* [TASK ITEM]
Print the whole listing exactly.
========================
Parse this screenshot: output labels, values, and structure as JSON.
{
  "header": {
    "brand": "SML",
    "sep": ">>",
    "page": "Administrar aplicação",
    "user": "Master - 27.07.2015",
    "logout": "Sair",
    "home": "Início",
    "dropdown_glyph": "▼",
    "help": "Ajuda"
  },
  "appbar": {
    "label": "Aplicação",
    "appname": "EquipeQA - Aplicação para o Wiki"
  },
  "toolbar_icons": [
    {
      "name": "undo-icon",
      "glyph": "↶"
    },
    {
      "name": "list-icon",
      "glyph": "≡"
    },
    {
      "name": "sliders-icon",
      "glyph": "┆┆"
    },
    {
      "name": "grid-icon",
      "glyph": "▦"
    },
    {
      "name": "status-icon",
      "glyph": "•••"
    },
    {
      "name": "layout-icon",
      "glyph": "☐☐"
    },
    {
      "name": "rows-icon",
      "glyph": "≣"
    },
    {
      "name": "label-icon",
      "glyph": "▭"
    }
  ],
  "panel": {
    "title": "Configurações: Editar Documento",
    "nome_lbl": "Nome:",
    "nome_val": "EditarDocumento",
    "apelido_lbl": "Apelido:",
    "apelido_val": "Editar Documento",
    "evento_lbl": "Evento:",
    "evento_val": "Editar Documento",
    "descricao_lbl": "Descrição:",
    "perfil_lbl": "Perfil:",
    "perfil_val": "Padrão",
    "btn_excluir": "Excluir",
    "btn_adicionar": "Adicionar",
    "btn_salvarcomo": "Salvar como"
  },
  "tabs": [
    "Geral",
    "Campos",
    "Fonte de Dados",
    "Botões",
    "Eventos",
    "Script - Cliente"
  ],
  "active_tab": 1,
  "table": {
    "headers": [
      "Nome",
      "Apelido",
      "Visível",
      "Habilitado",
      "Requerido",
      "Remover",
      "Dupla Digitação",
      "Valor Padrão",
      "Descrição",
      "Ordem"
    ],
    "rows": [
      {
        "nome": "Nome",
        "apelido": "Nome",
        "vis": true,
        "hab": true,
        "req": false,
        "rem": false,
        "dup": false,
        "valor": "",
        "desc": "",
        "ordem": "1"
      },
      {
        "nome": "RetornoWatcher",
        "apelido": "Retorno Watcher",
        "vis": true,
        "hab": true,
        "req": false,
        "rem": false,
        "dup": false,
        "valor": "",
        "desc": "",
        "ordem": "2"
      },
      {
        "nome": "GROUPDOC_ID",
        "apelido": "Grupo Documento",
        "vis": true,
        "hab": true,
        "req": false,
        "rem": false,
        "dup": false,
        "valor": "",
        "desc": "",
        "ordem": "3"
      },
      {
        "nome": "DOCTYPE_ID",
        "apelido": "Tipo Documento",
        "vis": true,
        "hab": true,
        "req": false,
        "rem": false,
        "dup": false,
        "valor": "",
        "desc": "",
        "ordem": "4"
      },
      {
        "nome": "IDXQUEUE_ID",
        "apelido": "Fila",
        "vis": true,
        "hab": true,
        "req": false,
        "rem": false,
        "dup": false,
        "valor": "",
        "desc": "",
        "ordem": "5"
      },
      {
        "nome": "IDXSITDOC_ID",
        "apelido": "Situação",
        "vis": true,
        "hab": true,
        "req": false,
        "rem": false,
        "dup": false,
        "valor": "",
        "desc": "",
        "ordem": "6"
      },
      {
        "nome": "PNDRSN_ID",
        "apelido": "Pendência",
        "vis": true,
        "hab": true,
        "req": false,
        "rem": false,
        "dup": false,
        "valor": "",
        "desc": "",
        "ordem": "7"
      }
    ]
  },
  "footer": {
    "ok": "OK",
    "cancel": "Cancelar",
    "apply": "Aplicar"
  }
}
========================
* [RESULT OF THIS EXERCISE]
Parse this screenshot: output labels, values, and structure as JSON.
{
  "header": {
    "brand": "SML",
    "sep": ">>",
    "page": "Administrar aplicação",
    "user": "Master - 27.07.2015",
    "logout": "Sair",
    "home": "Início",
    "dropdown_glyph": "▼",
    "help": "Ajuda"
  },
  "appbar": {
    "label": "Aplicação",
    "appname": "EquipeQA - Aplicação para o Wiki"
  },
  "toolbar_icons": [
    {
      "name": "undo-icon",
      "glyph": "↶"
    },
    {
      "name": "list-icon",
      "glyph": "≡"
    },
    {
      "name": "sliders-icon",
      "glyph": "┆┆"
    },
    {
      "name": "grid-icon",
      "glyph": "▦"
    },
    {
      "name": "status-icon",
      "glyph": "•••"
    },
    {
      "name": "layout-icon",
      "glyph": "☐☐"
    },
    {
      "name": "rows-icon",
      "glyph": "≣"
    },
    {
      "name": "label-icon",
      "glyph": "▭"
    }
  ],
  "panel": {
    "title": "Configurações: Editar Documento",
    "nome_lbl": "Nome:",
    "nome_val": "EditarDocumento",
    "apelido_lbl": "Apelido:",
    "apelido_val": "Editar Documento",
    "evento_lbl": "Evento:",
    "evento_val": "Editar Documento",
    "descricao_lbl": "Descrição:",
    "perfil_lbl": "Perfil:",
    "perfil_val": "Padrão",
    "btn_excluir": "Excluir",
    "btn_adicionar": "Adicionar",
    "btn_salvarcomo": "Salvar como"
  },
  "tabs": [
    "Geral",
    "Campos",
    "Fonte de Dados",
    "Botões",
    "Eventos",
    "Script - Cliente"
  ],
  "active_tab": 1,
  "table": {
    "headers": [
      "Nome",
      "Apelido",
      "Visível",
      "Habilitado",
      "Requerido",
      "Remover",
      "Dupla Digitação",
      "Valor Padrão",
      "Descrição",
      "Ordem"
    ],
    "rows": [
      {
        "nome": "Nome",
        "apelido": "Nome",
        "vis": true,
        "hab": true,
        "req": false,
        "rem": false,
        "dup": false,
        "valor": "",
        "desc": "",
        "ordem": "1"
      },
      {
        "nome": "RetornoWatcher",
        "apelido": "Retorno Watcher",
        "vis": true,
        "hab": true,
        "req": false,
        "rem": false,
        "dup": false,
        "valor": "",
        "desc": "",
        "ordem": "2"
      },
      {
        "nome": "GROUPDOC_ID",
        "apelido": "Grupo Documento",
        "vis": true,
        "hab": true,
        "req": false,
        "rem": false,
        "dup": false,
        "valor": "",
        "desc": "",
        "ordem": "3"
      },
      {
        "nome": "DOCTYPE_ID",
        "apelido": "Tipo Documento",
        "vis": true,
        "hab": true,
        "req": false,
        "rem": false,
        "dup": false,
        "valor": "",
        "desc": "",
        "ordem": "4"
      },
      {
        "nome": "IDXQUEUE_ID",
        "apelido": "Fila",
        "vis": true,
        "hab": true,
        "req": false,
        "rem": false,
        "dup": false,
        "valor": "",
        "desc": "",
        "ordem": "5"
      },
      {
        "nome": "IDXSITDOC_ID",
        "apelido": "Situação",
        "vis": true,
        "hab": true,
        "req": false,
        "rem": false,
        "dup": false,
        "valor": "",
        "desc": "",
        "ordem": "6"
      },
      {
        "nome": "PNDRSN_ID",
        "apelido": "Pendência",
        "vis": true,
        "hab": true,
        "req": false,
        "rem": false,
        "dup": false,
        "valor": "",
        "desc": "",
        "ordem": "7"
      }
    ]
  },
  "footer": {
    "ok": "OK",
    "cancel": "Cancelar",
    "apply": "Aplicar"
  }
}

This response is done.